Directed by Nick Bruno, Troy Quane. Starring Will Smith, Tom Holland, Karen Gillan, Ben Mendelsohn, Rashida Jones, Rachel Brosnahan.
The Plot: Walter (Tom Holland) has always had a knack for gadgets and inventions. He works for a secret spy agency in Washington D.C. and is the nerdy Q to his super spy boss Lance (Will Smith). Lance is too cool for school, a supremely confident spy who regularly saves the day without getting too bothered about it. While investigating the theft of a deadly weapon by menacing metal-handed baddie Killian (Ben Mendelsohn), Lance will need some extra cover to make him invisible. However, Walter’s experiment turns him into a pigeon which doesn’t go down too well with the spy. The duo will have to work together to save the world while Lance flaps about looking for clues…
The Verdict: With No Time To Die looming closer in April, the influence of the Bond films is very much felt in family animation Spies In Disguise. There’s a twist though. While James Bond had to deal with a double-taking pigeon (!) in St Mark’s Square in Moonraker, he was never actually turned into one. That’s the bird brained premise behind Spies In Disguise, which comes from Ice Age and Robots animation outfit Blue Sky Studios. It’s loosely based on the 2009 animated short Pigeon: Impossible. Maybe it would have been better off staying as a short. While it’s a pleasant and undemanding film for the family, the concept is stretched a little too far for it to fly successfully.
The set-up works well, introducing suave spy Lance Sterling in a Bondian pre-title sequence set in Japan which makes a nod or two to Kill Bill: Volume 1 for more mature eagle-eyed viewers. The world-building is colourful, establishing its villains and heroes while also suggesting that not everything will go according to plan. When it looks like Lance has been framed, he goes on the run with sidekick Walter for a rollicking adventure that’s not without its good elements (an amorous lady pigeon, Mendelsohn’s darkly humourous voice work). Unfortunately, there aren’t enough of them to get over the overstretched nature of the plot. At one point, it appears that co-directors Nick Bruno and Troy Quane give up on the concept and bring the story back to where it was.

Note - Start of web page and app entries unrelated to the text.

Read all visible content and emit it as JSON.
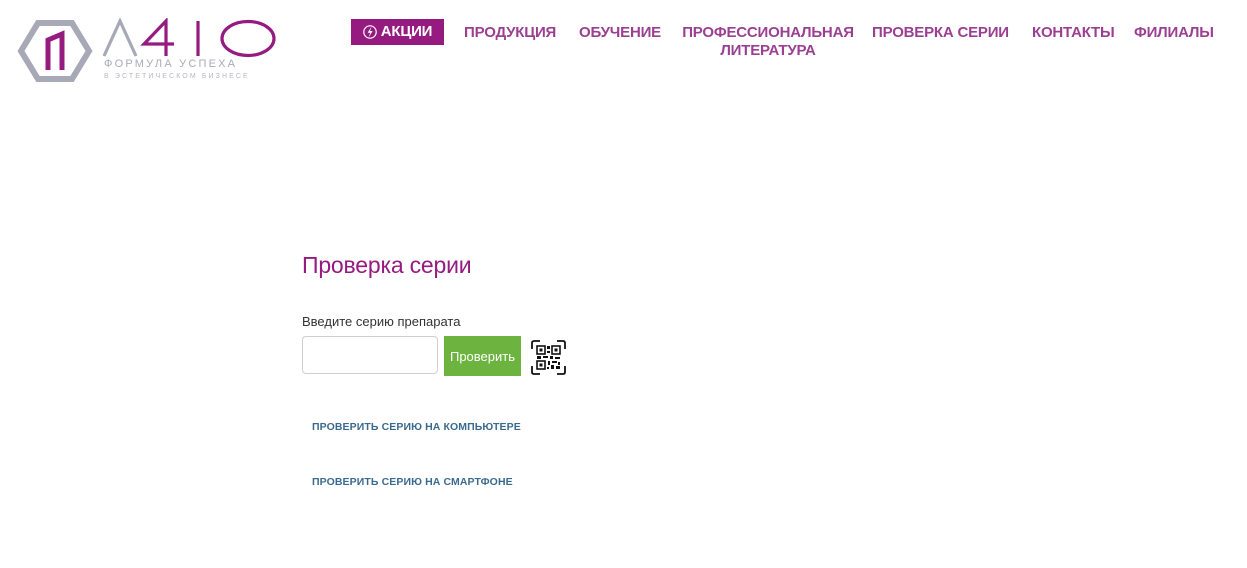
{
  "brand": {
    "name": "A410",
    "tagline": "ФОРМУЛА УСПЕХА",
    "subtagline": "В ЭСТЕТИЧЕСКОМ БИЗНЕСЕ",
    "colors": {
      "purple": "#951b81",
      "gray": "#a7a9b6"
    }
  },
  "nav": {
    "promo": {
      "label": "АКЦИИ",
      "icon": "lightning-icon"
    },
    "items": [
      {
        "label": "ПРОДУКЦИЯ"
      },
      {
        "label": "ОБУЧЕНИЕ"
      },
      {
        "label": "ПРОФЕССИОНАЛЬНАЯ ЛИТЕРАТУРА"
      },
      {
        "label": "ПРОВЕРКА СЕРИИ"
      },
      {
        "label": "КОНТАКТЫ"
      },
      {
        "label": "ФИЛИАЛЫ"
      }
    ]
  },
  "main": {
    "title": "Проверка серии",
    "input_label": "Введите серию препарата",
    "input_value": "",
    "input_placeholder": "",
    "check_button": "Проверить",
    "qr_icon": "qr-code-icon",
    "links": [
      "ПРОВЕРИТЬ СЕРИЮ НА КОМПЬЮТЕРЕ",
      "ПРОВЕРИТЬ СЕРИЮ НА СМАРТФОНЕ"
    ],
    "colors": {
      "accent": "#951b81",
      "button": "#6db33f",
      "link": "#3a6b8f"
    }
  }
}
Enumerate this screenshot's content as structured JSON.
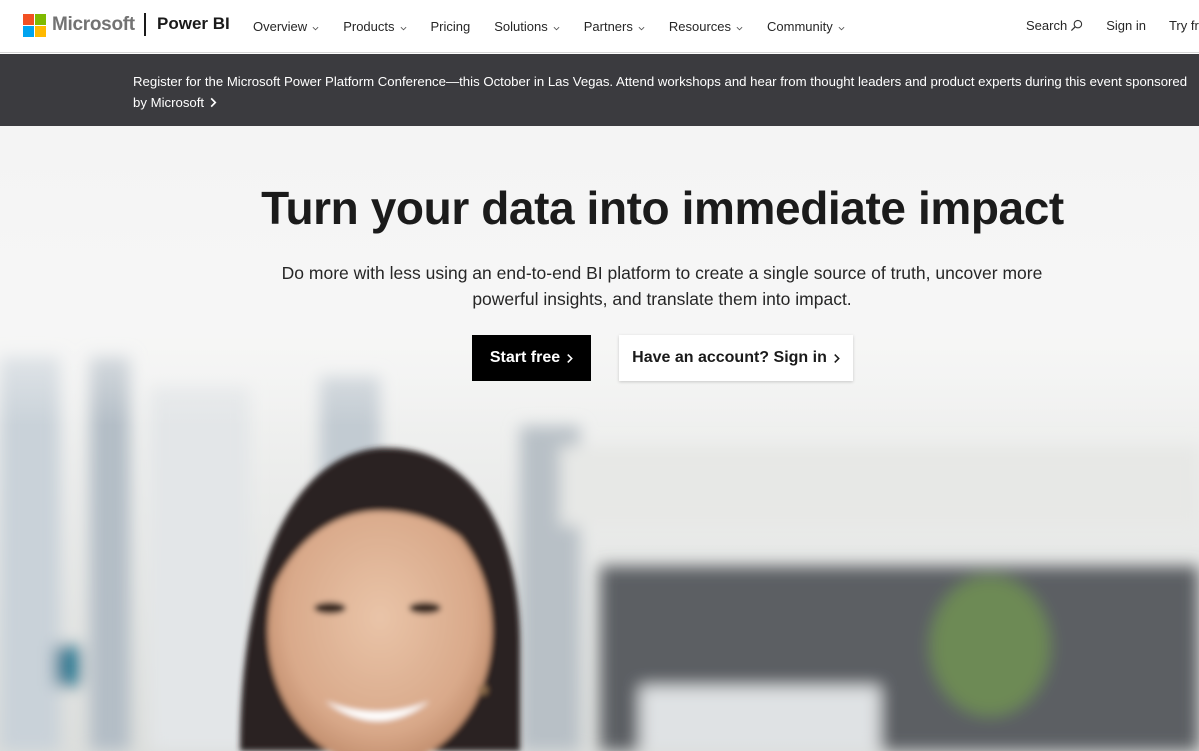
{
  "header": {
    "brand": "Microsoft",
    "product": "Power BI",
    "nav_items": [
      {
        "label": "Overview",
        "dropdown": true
      },
      {
        "label": "Products",
        "dropdown": true
      },
      {
        "label": "Pricing",
        "dropdown": false
      },
      {
        "label": "Solutions",
        "dropdown": true
      },
      {
        "label": "Partners",
        "dropdown": true
      },
      {
        "label": "Resources",
        "dropdown": true
      },
      {
        "label": "Community",
        "dropdown": true
      }
    ],
    "search_label": "Search",
    "signin_label": "Sign in",
    "try_label": "Try fr"
  },
  "banner": {
    "text": "Register for the Microsoft Power Platform Conference—this October in Las Vegas. Attend workshops and hear from thought leaders and product experts during this event sponsored by Microsoft"
  },
  "hero": {
    "title": "Turn your data into immediate impact",
    "subtitle": "Do more with less using an end-to-end BI platform to create a single source of truth, uncover more powerful insights, and translate them into impact.",
    "primary_button": "Start free",
    "secondary_button": "Have an account? Sign in"
  },
  "colors": {
    "ms_red": "#f25022",
    "ms_green": "#7fba00",
    "ms_blue": "#00a4ef",
    "ms_yellow": "#ffb900",
    "banner_bg": "#3b3b3f",
    "primary_btn_bg": "#000000"
  },
  "icons": {
    "logo": "microsoft-logo-icon",
    "nav_dropdown": "chevron-down-icon",
    "search": "search-icon",
    "banner_link": "chevron-right-icon",
    "button_arrow": "chevron-right-icon"
  }
}
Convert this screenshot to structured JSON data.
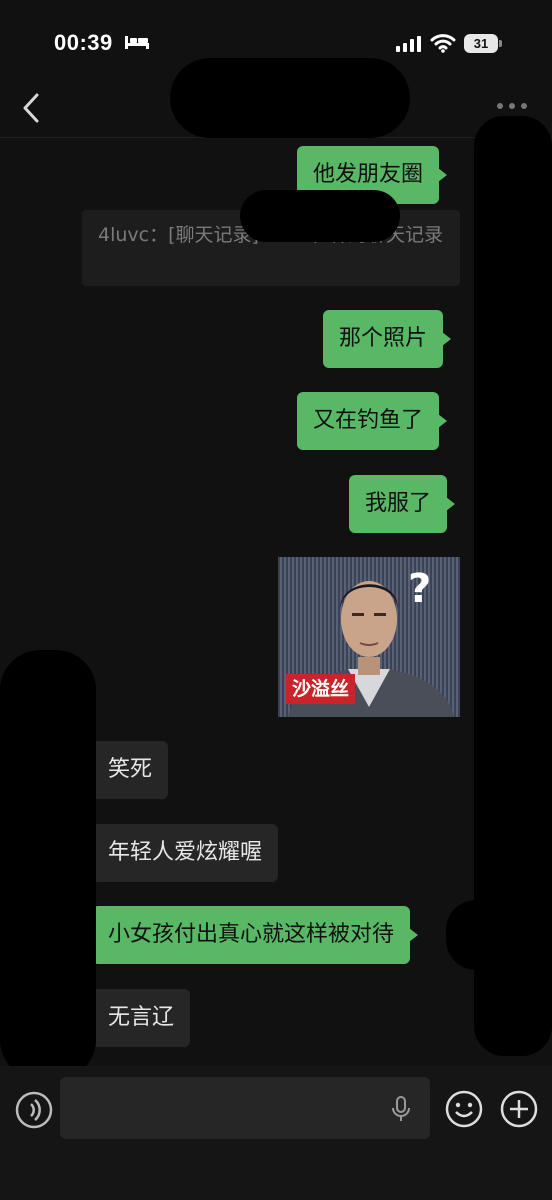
{
  "status_bar": {
    "time": "00:39",
    "battery": "31"
  },
  "icons": {
    "back": "chevron-left-icon",
    "more": "more-dots-icon",
    "sleep": "bed-icon",
    "signal": "signal-icon",
    "wifi": "wifi-icon",
    "voice": "voice-input-icon",
    "mic": "microphone-icon",
    "emoji": "emoji-icon",
    "plus": "plus-icon"
  },
  "messages": [
    {
      "side": "out",
      "text": "他发朋友圈"
    },
    {
      "side": "quote",
      "text": "4luvc：[聊天记录]4luvc和林的聊天记录"
    },
    {
      "side": "out",
      "text": "那个照片"
    },
    {
      "side": "out",
      "text": "又在钓鱼了"
    },
    {
      "side": "out",
      "text": "我服了"
    },
    {
      "side": "sticker",
      "caption": "沙溢丝",
      "mark": "?"
    },
    {
      "side": "in",
      "text": "笑死"
    },
    {
      "side": "in",
      "text": "年轻人爱炫耀喔"
    },
    {
      "side": "out",
      "text": "小女孩付出真心就这样被对待"
    },
    {
      "side": "in",
      "text": "无言辽"
    }
  ],
  "colors": {
    "background": "#111111",
    "outgoing_bubble": "#58b865",
    "incoming_bubble": "#262626",
    "sticker_caption": "#c8242a"
  }
}
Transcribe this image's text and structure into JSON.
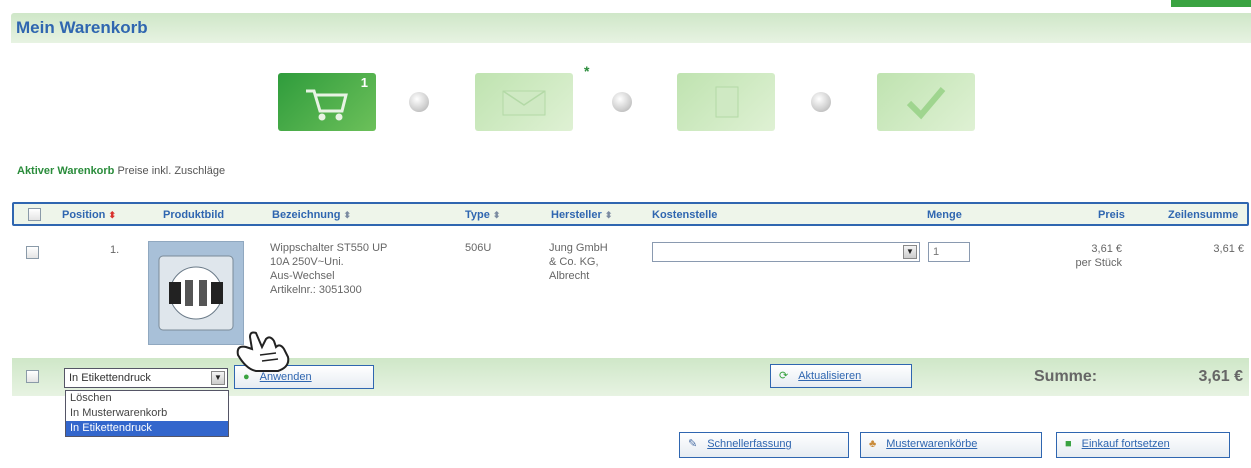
{
  "header": {
    "title": "Mein Warenkorb"
  },
  "steps": {
    "cart_count": "1",
    "asterisk": "*"
  },
  "info": {
    "active_label": "Aktiver Warenkorb",
    "suffix": " Preise inkl. Zuschläge"
  },
  "table": {
    "columns": {
      "position": "Position",
      "image": "Produktbild",
      "name": "Bezeichnung",
      "type": "Type",
      "manufacturer": "Hersteller",
      "cost_center": "Kostenstelle",
      "quantity": "Menge",
      "price": "Preis",
      "line_total": "Zeilensumme"
    },
    "rows": [
      {
        "position": "1.",
        "name_line1": "Wippschalter ST550 UP",
        "name_line2": "10A 250V~Uni.",
        "name_line3": "Aus-Wechsel",
        "article": "Artikelnr.: 3051300",
        "type": "506U",
        "manufacturer_line1": "Jung GmbH",
        "manufacturer_line2": "& Co. KG,",
        "manufacturer_line3": "Albrecht",
        "quantity": "1",
        "price": "3,61 €",
        "price_unit": "per Stück",
        "line_total": "3,61 €"
      }
    ]
  },
  "actions": {
    "selected": "In Etikettendruck",
    "options": [
      "Löschen",
      "In Musterwarenkorb",
      "In Etikettendruck"
    ],
    "apply_label": "Anwenden",
    "update_label": "Aktualisieren",
    "sum_label": "Summe:",
    "sum_value": "3,61 €"
  },
  "bottom_buttons": {
    "quick_entry": "Schnellerfassung",
    "sample_carts": "Musterwarenkörbe",
    "continue_shopping": "Einkauf fortsetzen"
  },
  "colors": {
    "accent": "#2f66b0",
    "green": "#3aa341",
    "band": "#d6ebcf"
  }
}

That inconsistency in sticking with this bird-brained concept over feature length hurts the film’s tone. Sadly, it’s a mistake that is repeated again later on as if to fill in the narrative gaps and get the film over the finish line. That’s a shame, because Spies In Disguise isn’t a bad film per se. It’s just not a very good one. The fluid CGI animation looks great and Will Smith is ideally cast as a super cool spy, dashing about and saving the world in a more convincing manner than Rex Dasher in the forgettable Playmobil: The Movie earlier this year. When one considers how imaginative and striking Robots was, Blue Sky Studios have produced a new film that doesn’t have much to offer to distinguish it from the glut of other animated family films out there. Passable but unremarkable.